Partway through our visit to Laura's, it became my job to keep Vanessa occupied in the room while Gabriel and Heather helped get everything orchestrated next door. I had no idea what was going on until I got in there: the cake had come, as promised, and so had the embroidered outfit from the pollera house - altered just to her size. Along with the cake and the gift had some half the town and many curious children who had come in packs at the sight of the cake and a party. There were kids of all ages there and a lot of people our age. I met Ricky, a student from Guararé, and I felt so bad that I couldn't use more Spanish but it was so late and my brain was so overloaded that I had about the thinking capacity of Vanessa's cake by that point
When we finally wrapped up at the birthday party, we had one more home to visit, with some more polleras. We were all exhausted but these women had also brought out their things especially for us and were expecting us so we couldn't not go. This was also an important stop because these particular polleras were in modern styles. There were distinct differences, particularly in cut and the style of design. Some of these polleras were cut off the shoulder, and the skirts were much straighter and less flowy. They didn't require the huge amounts of petticoats the others did. They were very similar in some ways and still very much polleras, but it was interesting to see how the tradition had adapted to suit modern needs and even modern fashion.
We were all so exhausted after that that we had no more energy for the dance lessons we were supposed to have had, but luckily for us the dance instructors had never come, and we were off the hook. We went right to bed. Well, almost right to bed. Actually I made a couple of phone calls first. It wasn't actually that late. It had just been such a wonderfully full day that we were exhausted. I called Mom and Dad and talked for a long time on a really cheap phone card (5 cents a minute to the US) I'd bought the day before at a little tienda in Guararé. It's really too bad I didn't have more time to call others from Panama -it's probably the cheapest calls I'm likely to get, perhaps for the rest of the trip.
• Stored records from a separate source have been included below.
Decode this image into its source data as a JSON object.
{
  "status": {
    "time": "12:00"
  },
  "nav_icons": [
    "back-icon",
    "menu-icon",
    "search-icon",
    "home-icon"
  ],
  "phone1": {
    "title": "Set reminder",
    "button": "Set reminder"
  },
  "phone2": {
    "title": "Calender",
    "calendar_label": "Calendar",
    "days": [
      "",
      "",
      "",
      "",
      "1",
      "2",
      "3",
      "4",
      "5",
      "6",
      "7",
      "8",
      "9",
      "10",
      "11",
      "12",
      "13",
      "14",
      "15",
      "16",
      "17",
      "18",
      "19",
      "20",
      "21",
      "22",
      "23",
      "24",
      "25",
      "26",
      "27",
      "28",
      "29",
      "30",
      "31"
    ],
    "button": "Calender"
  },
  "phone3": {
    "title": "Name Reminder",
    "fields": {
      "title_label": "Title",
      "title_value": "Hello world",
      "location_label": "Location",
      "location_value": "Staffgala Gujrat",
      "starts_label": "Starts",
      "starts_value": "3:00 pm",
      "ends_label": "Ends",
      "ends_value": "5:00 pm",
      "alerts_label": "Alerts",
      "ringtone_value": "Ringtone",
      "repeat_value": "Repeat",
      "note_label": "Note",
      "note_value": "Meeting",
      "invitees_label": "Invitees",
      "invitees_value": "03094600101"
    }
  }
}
Then Gabriel and Vanessa and I stayed up talking for a little while longer before we finally made it to bed.